TASK PROMPT: Every record below needs to be printed again exactly.

[Component data from apps and pages]

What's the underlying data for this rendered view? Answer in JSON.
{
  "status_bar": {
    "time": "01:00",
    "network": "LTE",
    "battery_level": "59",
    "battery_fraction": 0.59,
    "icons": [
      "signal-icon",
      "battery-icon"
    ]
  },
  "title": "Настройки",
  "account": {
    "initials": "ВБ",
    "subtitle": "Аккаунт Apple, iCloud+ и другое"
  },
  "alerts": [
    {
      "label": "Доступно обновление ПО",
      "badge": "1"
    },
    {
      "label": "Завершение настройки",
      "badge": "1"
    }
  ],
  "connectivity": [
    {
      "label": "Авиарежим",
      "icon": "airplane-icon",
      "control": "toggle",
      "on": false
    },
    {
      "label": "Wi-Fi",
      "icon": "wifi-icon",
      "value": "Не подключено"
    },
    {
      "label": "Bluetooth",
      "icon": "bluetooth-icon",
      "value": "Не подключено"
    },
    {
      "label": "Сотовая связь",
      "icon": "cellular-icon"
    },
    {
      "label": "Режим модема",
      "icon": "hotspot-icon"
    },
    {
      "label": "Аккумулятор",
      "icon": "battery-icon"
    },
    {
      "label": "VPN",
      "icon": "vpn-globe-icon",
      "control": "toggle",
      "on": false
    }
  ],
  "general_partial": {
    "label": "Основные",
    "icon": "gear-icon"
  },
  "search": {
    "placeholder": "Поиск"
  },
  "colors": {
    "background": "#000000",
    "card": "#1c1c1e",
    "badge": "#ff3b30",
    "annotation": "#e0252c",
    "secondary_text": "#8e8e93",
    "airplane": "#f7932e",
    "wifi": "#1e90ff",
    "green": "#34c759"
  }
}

SOLUTION TO THIS TASK:
What's the underlying data for this rendered view? Answer in JSON.
{
  "status_bar": {
    "time": "01:00",
    "network": "LTE",
    "battery_level": "59",
    "battery_fraction": 0.59,
    "icons": [
      "signal-icon",
      "battery-icon"
    ]
  },
  "title": "Настройки",
  "account": {
    "initials": "ВБ",
    "subtitle": "Аккаунт Apple, iCloud+ и другое"
  },
  "alerts": [
    {
      "label": "Доступно обновление ПО",
      "badge": "1"
    },
    {
      "label": "Завершение настройки",
      "badge": "1"
    }
  ],
  "connectivity": [
    {
      "label": "Авиарежим",
      "icon": "airplane-icon",
      "control": "toggle",
      "on": false
    },
    {
      "label": "Wi-Fi",
      "icon": "wifi-icon",
      "value": "Не подключено"
    },
    {
      "label": "Bluetooth",
      "icon": "bluetooth-icon",
      "value": "Не подключено"
    },
    {
      "label": "Сотовая связь",
      "icon": "cellular-icon"
    },
    {
      "label": "Режим модема",
      "icon": "hotspot-icon"
    },
    {
      "label": "Аккумулятор",
      "icon": "battery-icon"
    },
    {
      "label": "VPN",
      "icon": "vpn-globe-icon",
      "control": "toggle",
      "on": false
    }
  ],
  "general_partial": {
    "label": "Основные",
    "icon": "gear-icon"
  },
  "search": {
    "placeholder": "Поиск"
  },
  "colors": {
    "background": "#000000",
    "card": "#1c1c1e",
    "badge": "#ff3b30",
    "annotation": "#e0252c",
    "secondary_text": "#8e8e93",
    "airplane": "#f7932e",
    "wifi": "#1e90ff",
    "green": "#34c759"
  }
}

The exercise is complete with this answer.